## [Data shown]
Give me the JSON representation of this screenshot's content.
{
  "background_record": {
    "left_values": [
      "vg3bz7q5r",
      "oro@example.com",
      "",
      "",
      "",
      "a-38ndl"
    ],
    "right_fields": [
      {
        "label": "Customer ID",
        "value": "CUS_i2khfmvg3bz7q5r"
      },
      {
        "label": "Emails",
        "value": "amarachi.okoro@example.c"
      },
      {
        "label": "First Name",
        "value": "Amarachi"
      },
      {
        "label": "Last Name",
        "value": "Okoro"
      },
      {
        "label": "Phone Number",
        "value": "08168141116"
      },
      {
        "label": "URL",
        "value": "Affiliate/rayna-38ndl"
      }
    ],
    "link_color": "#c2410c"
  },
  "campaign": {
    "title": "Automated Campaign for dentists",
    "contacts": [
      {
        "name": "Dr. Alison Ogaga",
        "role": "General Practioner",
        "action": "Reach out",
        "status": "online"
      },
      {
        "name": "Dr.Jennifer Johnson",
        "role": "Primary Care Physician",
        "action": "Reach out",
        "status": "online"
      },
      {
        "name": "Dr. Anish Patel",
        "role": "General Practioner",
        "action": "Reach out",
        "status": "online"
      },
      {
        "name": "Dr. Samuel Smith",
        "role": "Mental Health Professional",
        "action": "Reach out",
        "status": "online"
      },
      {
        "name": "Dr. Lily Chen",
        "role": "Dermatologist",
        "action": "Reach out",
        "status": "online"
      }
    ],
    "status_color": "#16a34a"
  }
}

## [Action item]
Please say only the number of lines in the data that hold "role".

## [Response area]
5